One exception to this pattern occurs within the ranks of Americans with college degrees, with female college graduates over the years consistently more likely than male graduates to favor completely legal abortion. Gender differences among those with less formal education are much smaller.
Other research shows that abortion attitudes differ significantly along political and ideological dimensions, and by age, the latter the topic of a forthcoming Gallup analysis.
Results for this Gallup poll are based on telephone interviews conducted May 1-10, 2018, with a random sample of 1,024 adults, aged 18 and older, living in all 50 U.S. states and the District of Columbia. For results based on the total sample of national adults, the margin of sampling error is ±4 percentage points at the 95% confidence level. All reported margins of sampling error include computed design effects for weighting.

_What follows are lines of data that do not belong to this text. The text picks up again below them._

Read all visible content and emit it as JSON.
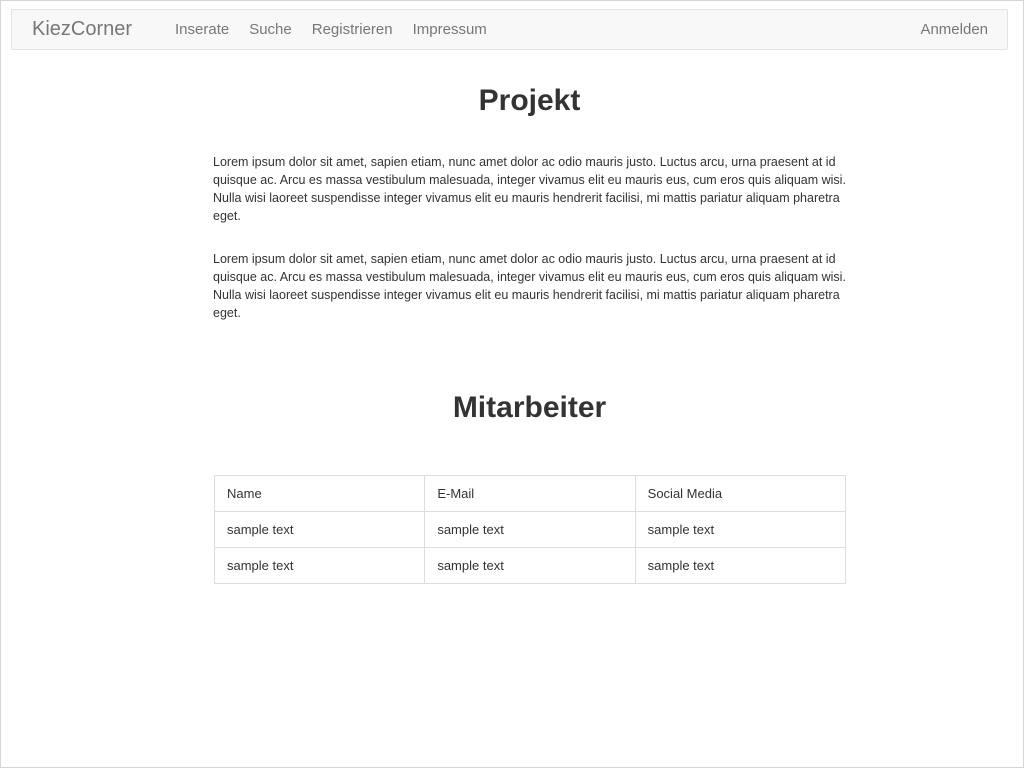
{
  "navbar": {
    "brand": "KiezCorner",
    "links": [
      "Inserate",
      "Suche",
      "Registrieren",
      "Impressum"
    ],
    "login": "Anmelden"
  },
  "project": {
    "title": "Projekt",
    "paragraphs": [
      "Lorem ipsum dolor sit amet, sapien etiam, nunc amet dolor ac odio mauris justo. Luctus arcu, urna praesent at id quisque ac. Arcu es massa vestibulum malesuada, integer vivamus elit eu mauris eus, cum eros quis aliquam wisi. Nulla wisi laoreet suspendisse integer vivamus elit eu mauris hendrerit facilisi, mi mattis pariatur aliquam pharetra eget.",
      "Lorem ipsum dolor sit amet, sapien etiam, nunc amet dolor ac odio mauris justo. Luctus arcu, urna praesent at id quisque ac. Arcu es massa vestibulum malesuada, integer vivamus elit eu mauris eus, cum eros quis aliquam wisi. Nulla wisi laoreet suspendisse integer vivamus elit eu mauris hendrerit facilisi, mi mattis pariatur aliquam pharetra eget."
    ]
  },
  "staff": {
    "title": "Mitarbeiter",
    "headers": [
      "Name",
      "E-Mail",
      "Social Media"
    ],
    "rows": [
      [
        "sample text",
        "sample text",
        "sample text"
      ],
      [
        "sample text",
        "sample text",
        "sample text"
      ]
    ]
  }
}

Each sample of national adults includes a minimum quota of 70% cellphone respondents and 30% landline respondents, with additional minimum quotas by time zone within region. Landline and cellular telephone numbers are selected using random-digit-dial methods.
Learn more about how the Gallup U.S. Poll works.